Sam: What’s that supposed to mean?
Dean: Come on, man. Can’t you see? I’m… I’m poison, Sam. People get close to me, they get killed…or worse. You know, I tell myself that I-I — I help more people than I hurt. And I tell myself that I’m — I’m doing it all for the right reasons, and I — I believe that. But I can’t — I won’t… Drag anybody through the muck with me. Not anymore.
Sam: Go. I’m not gonna stop you.
(Dean walks away)
Sam: But don’t go thinking that’s the problem, ’cause it’s not.
Dean: What’s that supposed to mean?
Sam: Just go.
Oh Dean, there’s your tragic error right there. Thinking you have to do this alone. You know that’s not a wise idea, especially when you did all this just so you and Sam could fight the good fight.

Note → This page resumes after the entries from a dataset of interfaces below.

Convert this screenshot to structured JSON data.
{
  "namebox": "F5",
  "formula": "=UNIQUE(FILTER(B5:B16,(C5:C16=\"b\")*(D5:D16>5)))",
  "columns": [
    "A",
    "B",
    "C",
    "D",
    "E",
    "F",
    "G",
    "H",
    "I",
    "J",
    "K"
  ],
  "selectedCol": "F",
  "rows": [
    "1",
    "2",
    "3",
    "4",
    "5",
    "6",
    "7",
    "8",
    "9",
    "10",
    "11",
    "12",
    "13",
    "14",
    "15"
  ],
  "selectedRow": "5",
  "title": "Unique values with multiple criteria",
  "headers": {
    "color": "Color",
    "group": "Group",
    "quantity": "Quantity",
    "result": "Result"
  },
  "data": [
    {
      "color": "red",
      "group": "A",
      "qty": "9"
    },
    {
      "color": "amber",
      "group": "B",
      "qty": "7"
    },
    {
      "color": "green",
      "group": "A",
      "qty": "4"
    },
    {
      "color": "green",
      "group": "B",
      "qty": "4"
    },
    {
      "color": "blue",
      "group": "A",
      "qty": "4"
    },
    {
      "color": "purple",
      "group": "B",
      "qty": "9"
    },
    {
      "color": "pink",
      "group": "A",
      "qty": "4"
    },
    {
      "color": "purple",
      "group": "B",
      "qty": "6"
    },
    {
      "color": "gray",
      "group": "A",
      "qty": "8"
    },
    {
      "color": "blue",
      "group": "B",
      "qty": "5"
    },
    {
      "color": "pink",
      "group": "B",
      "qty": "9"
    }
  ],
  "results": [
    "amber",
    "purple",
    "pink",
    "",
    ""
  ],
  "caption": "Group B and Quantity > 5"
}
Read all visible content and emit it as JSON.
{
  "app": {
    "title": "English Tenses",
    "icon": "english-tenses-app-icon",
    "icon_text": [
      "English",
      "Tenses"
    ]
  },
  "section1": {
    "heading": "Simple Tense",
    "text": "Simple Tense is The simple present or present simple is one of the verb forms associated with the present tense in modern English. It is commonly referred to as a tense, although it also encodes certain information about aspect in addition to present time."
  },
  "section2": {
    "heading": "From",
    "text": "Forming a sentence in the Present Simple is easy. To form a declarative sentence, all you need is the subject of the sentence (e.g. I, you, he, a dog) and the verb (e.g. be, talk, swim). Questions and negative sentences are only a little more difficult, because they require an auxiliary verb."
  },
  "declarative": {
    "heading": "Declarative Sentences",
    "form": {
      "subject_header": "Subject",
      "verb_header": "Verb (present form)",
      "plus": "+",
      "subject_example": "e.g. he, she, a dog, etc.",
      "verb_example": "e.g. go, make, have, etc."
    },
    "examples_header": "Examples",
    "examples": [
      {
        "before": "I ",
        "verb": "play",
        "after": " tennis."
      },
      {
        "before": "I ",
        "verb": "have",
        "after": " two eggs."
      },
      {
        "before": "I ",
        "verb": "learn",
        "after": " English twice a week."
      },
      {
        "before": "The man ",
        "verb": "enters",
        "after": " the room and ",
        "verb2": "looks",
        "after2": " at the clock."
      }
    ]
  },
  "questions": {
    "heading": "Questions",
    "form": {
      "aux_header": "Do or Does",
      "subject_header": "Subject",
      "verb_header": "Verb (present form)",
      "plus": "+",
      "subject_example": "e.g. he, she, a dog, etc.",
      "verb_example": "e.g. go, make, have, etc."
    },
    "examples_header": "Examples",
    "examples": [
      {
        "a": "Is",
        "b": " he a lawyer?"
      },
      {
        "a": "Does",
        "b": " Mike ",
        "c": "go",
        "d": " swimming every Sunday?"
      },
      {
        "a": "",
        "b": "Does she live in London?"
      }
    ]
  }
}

I didn’t care for this twist at all. I know Dean is in self loathing mode right now, but walking away from Sam like this doesn’t make a lot of sense. What happened to the promise he made in “Sacrifice?” Dean was sticking with that promise when he went to extremes to save Sam, why leave now? Why not stay around, explain himself to Sam a bit better, see how his brother’s healing goes? Yes, he was leaving Sam in Castiel’s angel healing hands, but he just got his brother back. Dean’s act here pretty much wiped out the end of season eight. I get it was a setup for the next episode, but I still think there were other ways to go.

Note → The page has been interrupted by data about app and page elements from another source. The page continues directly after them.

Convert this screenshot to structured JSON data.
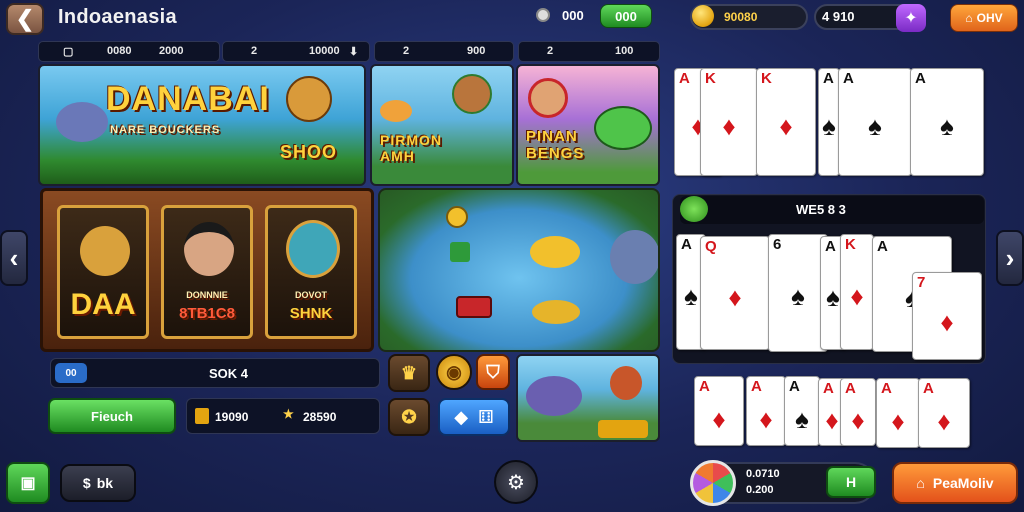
{
  "header": {
    "back_icon": "back-arrow-icon",
    "title": "Indoaenasia",
    "count": "000",
    "green_btn": "000",
    "gold_value": "90080",
    "gem_value": "4 910",
    "orange_btn": "OHV"
  },
  "stats": [
    {
      "a": "0080",
      "b": "2000"
    },
    {
      "a": "2",
      "b": "10000"
    },
    {
      "a": "2",
      "b": "900"
    },
    {
      "a": "2",
      "b": "100"
    }
  ],
  "games": {
    "top_left": {
      "title": "DANABAI",
      "subtitle": "NARE BOUCKERS",
      "badge": "SHOO"
    },
    "top_mid": {
      "title": "PIRMON AMH"
    },
    "top_right": {
      "title": "PINAN BENGS"
    },
    "slot_reels": [
      "DAA",
      "8TB1C8",
      "SHNK"
    ],
    "slot_reels_sub": [
      "",
      "DONNNIE",
      "DOVOT"
    ]
  },
  "info_bar": {
    "icon_label": "00",
    "text": "SOK 4"
  },
  "play_button": "Fieuch",
  "balance_bar": {
    "left": "19090",
    "right": "28590"
  },
  "mid_header": "WE5 8 3",
  "bottom": {
    "left_label": "",
    "chat_label": "bk",
    "profile_line1": "0.0710",
    "profile_line2": "0.200",
    "profile_btn": "H",
    "pay_label": "PeaMoliv"
  },
  "colors": {
    "accent_green": "#1f8b21",
    "accent_orange": "#e3521b",
    "gold": "#ffd24a",
    "bg": "#1b2558"
  }
}
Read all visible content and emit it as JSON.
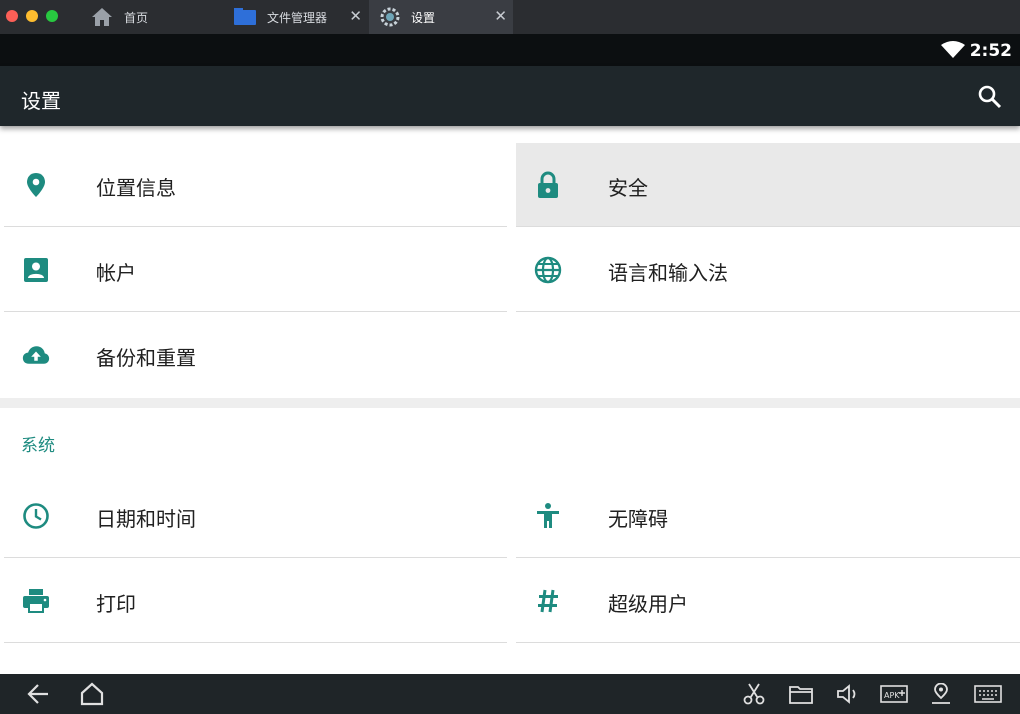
{
  "tabs": [
    {
      "label": "首页",
      "icon": "home-icon"
    },
    {
      "label": "文件管理器",
      "icon": "folder-icon",
      "close": "✕"
    },
    {
      "label": "设置",
      "icon": "gear-icon",
      "close": "✕"
    }
  ],
  "status": {
    "time": "2:52",
    "wifi_icon": "wifi-icon"
  },
  "appbar": {
    "title": "设置",
    "search_icon": "search-icon"
  },
  "accent_color": "#1e8b80",
  "personal": [
    {
      "label": "位置信息",
      "icon": "location-pin-icon"
    },
    {
      "label": "安全",
      "icon": "lock-icon",
      "highlighted": true
    },
    {
      "label": "帐户",
      "icon": "account-box-icon"
    },
    {
      "label": "语言和输入法",
      "icon": "globe-icon"
    },
    {
      "label": "备份和重置",
      "icon": "cloud-upload-icon"
    }
  ],
  "system": {
    "title": "系统",
    "items": [
      {
        "label": "日期和时间",
        "icon": "clock-icon"
      },
      {
        "label": "无障碍",
        "icon": "accessibility-icon"
      },
      {
        "label": "打印",
        "icon": "printer-icon"
      },
      {
        "label": "超级用户",
        "icon": "hash-icon"
      }
    ]
  },
  "navbar": {
    "left": [
      "back-icon",
      "home-icon"
    ],
    "right": [
      "scissors-icon",
      "folder-icon",
      "volume-icon",
      "apk-install-icon",
      "location-icon",
      "keyboard-icon"
    ]
  }
}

The pivotal episode. The one that pretty much doomed Dean for eternity and it left us all pretty shocked. All because he left Sam and went off with Crowley on an adventure. You know Crowley was waiting for that perfect opportunity to get his hooks into Dean, but it must have been demon Christmas when emotionally raw Dean walked off on his own leaving a wounded moose behind in the bunker. He had Dean hook, line, and sinker with the perfect premise, a way to kill Abaddon. Given Dean’s mindset for revenge, Abaddon was the perfect bad person to take on.
Before getting to the character study portion of the episode, a side note. Who didn’t enjoy seeing Dean get to do a good ole fashioned ass kicking of three demons, at once! It made me grin like a fool. Dean was itching for a fight and he got one! If there was ever a more worthy test.

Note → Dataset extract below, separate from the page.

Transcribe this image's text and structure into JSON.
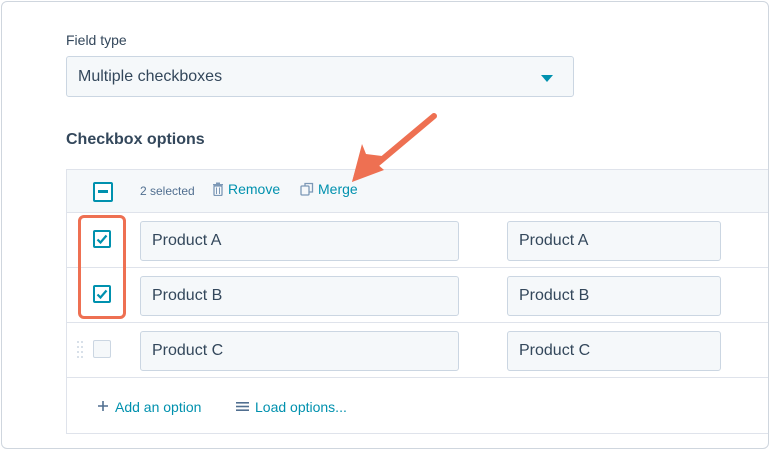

Now, the encounter with Cain.
Your problem, mate, is that nobody hates you more than you do. Believe me, I’ve tried.
Oh Dean, Dean, Dean. It’s interesting how eager he was to take on the Mark of Cain, not heeding the warning from Cain calling it “a great cost.” It’s that problem Crowley said, that Dean hates himself more than anyone, that causes Dean to not even ask what that great cost is (now we know, it’s his life then his soul). He takes the Mark of Cain willingly (and hastily) like he was receiving a gift. Whatever burden it brings, the end justifies the means. Plus he doesn’t think of himself to be like Cain, because he saved his brother instead of killing him. Different circumstances, so he won’t make the same choices. I always keep that in mind, because season 10 hasn’t happened yet, and I do wonder if that will come into play. Would Dean kill his brother to save him?
Why turn the obsession to kill Gadreel to Abaddon though? Isn’t that Crowley’s fight? Well, it goes back to “Devil May Care.” Every demon roaming the earth is on him. Top Hell bitch must go. He’s already promised Crowley he’ll be next. So Dean is already carrying an extraordinary burden, he probably figured what could the Mark of Cain do to him? It’s giving him the power to kill all these demons and level that playing field. That was exactly the mentality that Crowley counted on. He knows how to play weaknesses, and no Sam around to keep him in check makes Dean an easy mark.
I often ask myself, if Sam was with him, would Dean have taken on the Mark of Cain? I’m going to say yes, despite Sam’s protests. It’s Kevin’s death that’s really burning him right now, not Sam. The way he sees it (right now), Sam will get over what happened to him. Of course he’s about to find out how wrong he is, and that’s where the MOC will take hold and never let go.
Coming up in part two, Dean is overtaken by darkness and it’s as scary as crap. Plus Sam’s choice to keep him at arms length emotionally really takes its toll. It’s pretty sad.